[Data about app and page elements]
===

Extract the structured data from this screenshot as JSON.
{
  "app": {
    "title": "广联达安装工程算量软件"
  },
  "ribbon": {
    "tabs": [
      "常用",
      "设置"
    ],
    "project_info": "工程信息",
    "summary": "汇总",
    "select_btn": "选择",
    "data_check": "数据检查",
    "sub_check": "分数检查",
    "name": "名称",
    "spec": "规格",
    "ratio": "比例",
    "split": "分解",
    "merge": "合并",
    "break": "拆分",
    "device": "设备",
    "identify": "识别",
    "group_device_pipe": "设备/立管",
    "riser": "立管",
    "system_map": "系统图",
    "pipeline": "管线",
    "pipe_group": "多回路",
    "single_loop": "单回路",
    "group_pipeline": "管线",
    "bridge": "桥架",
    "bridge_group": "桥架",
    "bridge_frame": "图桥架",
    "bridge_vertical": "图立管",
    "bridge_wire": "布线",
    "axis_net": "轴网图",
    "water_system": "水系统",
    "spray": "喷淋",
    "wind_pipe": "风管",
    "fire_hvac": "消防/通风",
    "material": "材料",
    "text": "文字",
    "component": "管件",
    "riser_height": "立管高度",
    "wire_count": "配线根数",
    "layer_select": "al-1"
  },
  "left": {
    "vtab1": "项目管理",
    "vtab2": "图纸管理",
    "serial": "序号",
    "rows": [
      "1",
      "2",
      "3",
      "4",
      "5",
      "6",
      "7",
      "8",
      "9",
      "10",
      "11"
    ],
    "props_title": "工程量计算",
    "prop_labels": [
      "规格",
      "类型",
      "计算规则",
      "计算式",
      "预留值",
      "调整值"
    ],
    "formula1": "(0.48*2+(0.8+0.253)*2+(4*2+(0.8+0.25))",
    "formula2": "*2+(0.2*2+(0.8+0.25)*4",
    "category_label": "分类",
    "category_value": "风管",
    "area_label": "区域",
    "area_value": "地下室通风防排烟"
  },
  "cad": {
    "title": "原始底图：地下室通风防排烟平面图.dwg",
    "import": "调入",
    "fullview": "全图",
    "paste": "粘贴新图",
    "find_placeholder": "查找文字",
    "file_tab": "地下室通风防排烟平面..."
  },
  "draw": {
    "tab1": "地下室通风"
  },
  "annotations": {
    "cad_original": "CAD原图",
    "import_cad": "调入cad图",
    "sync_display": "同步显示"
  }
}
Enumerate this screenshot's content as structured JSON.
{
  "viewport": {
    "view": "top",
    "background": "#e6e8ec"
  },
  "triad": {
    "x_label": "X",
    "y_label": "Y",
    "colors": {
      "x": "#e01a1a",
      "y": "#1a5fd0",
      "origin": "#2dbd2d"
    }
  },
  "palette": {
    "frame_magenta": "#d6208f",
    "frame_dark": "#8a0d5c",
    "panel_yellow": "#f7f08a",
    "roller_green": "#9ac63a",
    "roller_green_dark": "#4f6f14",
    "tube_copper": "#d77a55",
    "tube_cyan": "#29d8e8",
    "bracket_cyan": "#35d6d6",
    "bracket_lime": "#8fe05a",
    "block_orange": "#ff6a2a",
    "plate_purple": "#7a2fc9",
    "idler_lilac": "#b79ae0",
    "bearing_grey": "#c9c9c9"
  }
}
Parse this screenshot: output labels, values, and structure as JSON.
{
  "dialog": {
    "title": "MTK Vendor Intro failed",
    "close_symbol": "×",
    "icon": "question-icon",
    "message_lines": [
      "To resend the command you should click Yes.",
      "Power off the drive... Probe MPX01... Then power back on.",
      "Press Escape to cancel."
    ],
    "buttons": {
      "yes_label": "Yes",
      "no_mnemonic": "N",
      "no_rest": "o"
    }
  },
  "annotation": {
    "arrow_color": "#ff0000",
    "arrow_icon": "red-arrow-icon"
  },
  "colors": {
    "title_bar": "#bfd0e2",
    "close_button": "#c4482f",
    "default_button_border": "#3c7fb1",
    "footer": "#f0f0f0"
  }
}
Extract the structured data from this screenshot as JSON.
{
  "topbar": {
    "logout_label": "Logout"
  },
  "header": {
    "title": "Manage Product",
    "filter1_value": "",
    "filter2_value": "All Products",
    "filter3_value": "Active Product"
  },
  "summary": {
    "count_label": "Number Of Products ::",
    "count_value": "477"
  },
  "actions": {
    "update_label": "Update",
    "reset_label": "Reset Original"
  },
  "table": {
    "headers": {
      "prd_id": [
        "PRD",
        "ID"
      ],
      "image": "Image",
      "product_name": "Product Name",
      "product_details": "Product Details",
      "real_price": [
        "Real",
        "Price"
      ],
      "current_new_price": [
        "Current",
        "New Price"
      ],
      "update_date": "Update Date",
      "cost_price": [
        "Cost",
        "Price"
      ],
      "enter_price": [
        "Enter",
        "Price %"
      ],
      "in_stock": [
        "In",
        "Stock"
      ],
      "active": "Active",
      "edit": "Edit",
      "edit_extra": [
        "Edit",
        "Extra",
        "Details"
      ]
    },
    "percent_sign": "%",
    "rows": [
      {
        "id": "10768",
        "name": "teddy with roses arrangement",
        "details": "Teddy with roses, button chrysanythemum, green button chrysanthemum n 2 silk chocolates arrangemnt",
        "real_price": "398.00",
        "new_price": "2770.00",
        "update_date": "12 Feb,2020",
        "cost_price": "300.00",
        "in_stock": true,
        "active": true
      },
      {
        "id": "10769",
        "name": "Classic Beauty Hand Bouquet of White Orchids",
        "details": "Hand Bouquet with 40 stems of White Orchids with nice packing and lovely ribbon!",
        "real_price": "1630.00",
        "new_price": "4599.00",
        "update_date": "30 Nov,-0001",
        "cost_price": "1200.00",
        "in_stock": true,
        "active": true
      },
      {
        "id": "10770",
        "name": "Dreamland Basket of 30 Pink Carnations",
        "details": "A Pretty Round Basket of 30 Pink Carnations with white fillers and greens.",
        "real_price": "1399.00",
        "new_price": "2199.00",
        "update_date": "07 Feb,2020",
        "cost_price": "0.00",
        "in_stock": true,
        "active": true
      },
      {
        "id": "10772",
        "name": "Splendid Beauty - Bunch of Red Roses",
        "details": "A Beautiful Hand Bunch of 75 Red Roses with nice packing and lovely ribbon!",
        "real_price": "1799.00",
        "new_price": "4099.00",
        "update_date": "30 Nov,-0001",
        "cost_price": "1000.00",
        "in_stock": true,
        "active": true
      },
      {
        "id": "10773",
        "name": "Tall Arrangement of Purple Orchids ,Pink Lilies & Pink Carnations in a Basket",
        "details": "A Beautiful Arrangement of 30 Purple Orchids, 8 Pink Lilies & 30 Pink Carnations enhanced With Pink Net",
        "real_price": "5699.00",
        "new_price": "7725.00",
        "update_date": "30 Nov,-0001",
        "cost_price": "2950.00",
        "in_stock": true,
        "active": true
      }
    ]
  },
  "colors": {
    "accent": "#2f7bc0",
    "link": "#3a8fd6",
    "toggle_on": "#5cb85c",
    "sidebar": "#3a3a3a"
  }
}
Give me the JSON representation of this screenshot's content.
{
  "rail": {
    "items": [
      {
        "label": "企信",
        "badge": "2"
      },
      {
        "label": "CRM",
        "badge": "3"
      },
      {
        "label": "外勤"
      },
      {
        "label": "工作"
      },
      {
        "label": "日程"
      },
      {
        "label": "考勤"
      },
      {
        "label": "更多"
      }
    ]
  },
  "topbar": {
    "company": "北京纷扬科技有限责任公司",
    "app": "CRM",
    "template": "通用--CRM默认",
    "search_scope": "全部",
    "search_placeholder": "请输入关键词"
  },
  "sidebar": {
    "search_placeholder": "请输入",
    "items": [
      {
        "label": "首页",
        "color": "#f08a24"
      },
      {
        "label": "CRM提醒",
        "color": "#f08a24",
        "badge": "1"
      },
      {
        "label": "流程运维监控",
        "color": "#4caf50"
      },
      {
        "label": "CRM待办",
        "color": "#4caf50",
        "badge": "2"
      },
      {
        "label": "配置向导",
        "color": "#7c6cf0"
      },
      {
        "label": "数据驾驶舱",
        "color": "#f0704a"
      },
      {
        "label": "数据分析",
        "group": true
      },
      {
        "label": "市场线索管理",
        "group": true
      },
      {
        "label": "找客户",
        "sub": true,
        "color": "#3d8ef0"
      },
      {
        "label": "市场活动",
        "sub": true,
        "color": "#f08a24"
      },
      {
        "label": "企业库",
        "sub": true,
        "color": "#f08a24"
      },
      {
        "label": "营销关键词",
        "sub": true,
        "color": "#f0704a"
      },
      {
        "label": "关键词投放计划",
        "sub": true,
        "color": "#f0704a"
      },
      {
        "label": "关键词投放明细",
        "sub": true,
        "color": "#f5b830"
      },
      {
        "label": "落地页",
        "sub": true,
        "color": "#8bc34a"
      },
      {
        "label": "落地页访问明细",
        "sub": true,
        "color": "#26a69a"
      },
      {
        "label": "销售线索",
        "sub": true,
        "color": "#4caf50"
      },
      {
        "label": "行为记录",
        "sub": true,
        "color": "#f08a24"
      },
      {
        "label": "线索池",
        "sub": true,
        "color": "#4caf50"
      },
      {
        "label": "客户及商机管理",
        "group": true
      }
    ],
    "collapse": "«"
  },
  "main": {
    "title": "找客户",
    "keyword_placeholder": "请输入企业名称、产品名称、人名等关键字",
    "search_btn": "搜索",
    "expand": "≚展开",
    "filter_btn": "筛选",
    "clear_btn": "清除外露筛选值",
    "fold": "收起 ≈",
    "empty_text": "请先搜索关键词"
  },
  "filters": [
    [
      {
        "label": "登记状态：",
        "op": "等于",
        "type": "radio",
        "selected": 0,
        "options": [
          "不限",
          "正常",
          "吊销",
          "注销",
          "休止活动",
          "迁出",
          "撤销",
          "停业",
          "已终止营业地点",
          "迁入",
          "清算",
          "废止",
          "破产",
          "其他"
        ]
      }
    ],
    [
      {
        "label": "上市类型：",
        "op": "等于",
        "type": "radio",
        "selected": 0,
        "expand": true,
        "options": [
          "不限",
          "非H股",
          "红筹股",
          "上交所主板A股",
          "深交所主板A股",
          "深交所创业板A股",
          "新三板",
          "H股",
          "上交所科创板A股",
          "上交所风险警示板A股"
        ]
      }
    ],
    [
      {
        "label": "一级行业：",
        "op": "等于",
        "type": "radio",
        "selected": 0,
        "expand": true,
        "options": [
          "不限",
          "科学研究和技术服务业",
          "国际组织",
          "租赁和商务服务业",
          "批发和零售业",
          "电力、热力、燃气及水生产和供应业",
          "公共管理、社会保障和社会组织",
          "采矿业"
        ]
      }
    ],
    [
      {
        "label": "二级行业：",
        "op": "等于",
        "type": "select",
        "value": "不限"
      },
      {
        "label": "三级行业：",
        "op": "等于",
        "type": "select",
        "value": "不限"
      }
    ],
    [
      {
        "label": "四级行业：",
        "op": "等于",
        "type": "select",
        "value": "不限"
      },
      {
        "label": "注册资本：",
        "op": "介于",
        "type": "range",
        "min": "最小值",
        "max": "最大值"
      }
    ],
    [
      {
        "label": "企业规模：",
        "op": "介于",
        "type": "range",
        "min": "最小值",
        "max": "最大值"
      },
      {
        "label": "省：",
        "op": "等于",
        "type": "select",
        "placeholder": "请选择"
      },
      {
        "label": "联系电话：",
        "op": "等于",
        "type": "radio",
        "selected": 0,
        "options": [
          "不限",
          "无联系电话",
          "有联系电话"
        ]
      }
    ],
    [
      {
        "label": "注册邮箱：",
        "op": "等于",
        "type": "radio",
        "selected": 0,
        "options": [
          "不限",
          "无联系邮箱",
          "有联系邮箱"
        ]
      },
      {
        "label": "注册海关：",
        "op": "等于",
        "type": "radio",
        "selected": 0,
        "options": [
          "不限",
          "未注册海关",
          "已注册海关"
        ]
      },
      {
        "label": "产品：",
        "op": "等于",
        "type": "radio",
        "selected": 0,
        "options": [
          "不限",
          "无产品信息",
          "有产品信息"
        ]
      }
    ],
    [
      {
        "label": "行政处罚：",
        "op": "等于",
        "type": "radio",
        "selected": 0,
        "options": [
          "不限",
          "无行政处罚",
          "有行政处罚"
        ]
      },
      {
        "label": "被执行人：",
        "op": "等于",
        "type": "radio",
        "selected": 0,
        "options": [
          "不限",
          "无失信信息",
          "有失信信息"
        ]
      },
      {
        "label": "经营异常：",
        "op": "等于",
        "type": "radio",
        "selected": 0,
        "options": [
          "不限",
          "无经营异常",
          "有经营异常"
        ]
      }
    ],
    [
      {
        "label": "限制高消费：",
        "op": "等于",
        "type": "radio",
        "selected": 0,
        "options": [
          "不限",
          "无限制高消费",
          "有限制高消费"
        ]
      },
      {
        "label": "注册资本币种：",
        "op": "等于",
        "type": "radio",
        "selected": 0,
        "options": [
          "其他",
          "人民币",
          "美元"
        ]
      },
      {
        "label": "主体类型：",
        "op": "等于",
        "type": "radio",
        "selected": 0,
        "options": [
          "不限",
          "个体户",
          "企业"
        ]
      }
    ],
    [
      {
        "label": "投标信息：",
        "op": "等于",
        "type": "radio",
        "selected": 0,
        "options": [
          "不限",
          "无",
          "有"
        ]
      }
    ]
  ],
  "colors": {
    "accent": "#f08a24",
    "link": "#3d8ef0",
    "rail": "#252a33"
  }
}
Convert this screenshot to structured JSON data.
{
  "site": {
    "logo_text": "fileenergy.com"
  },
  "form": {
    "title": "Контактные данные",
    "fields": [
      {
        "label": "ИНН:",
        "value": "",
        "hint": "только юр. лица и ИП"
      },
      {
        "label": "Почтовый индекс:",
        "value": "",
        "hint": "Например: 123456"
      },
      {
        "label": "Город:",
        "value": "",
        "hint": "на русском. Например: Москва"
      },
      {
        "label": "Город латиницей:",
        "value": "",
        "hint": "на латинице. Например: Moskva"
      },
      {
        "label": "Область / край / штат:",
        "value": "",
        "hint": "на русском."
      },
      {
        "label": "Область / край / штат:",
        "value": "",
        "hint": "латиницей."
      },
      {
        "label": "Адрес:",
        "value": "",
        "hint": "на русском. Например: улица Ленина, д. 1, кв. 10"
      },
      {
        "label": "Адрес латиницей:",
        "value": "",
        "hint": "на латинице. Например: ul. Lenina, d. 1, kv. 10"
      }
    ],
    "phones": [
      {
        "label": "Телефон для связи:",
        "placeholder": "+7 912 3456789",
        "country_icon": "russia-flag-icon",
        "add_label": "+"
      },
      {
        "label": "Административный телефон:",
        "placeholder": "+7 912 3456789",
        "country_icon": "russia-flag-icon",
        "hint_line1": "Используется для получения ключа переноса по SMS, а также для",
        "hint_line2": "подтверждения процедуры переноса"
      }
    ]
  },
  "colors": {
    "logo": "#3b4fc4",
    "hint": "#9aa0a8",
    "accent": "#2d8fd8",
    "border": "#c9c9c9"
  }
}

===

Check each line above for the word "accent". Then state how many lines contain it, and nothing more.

3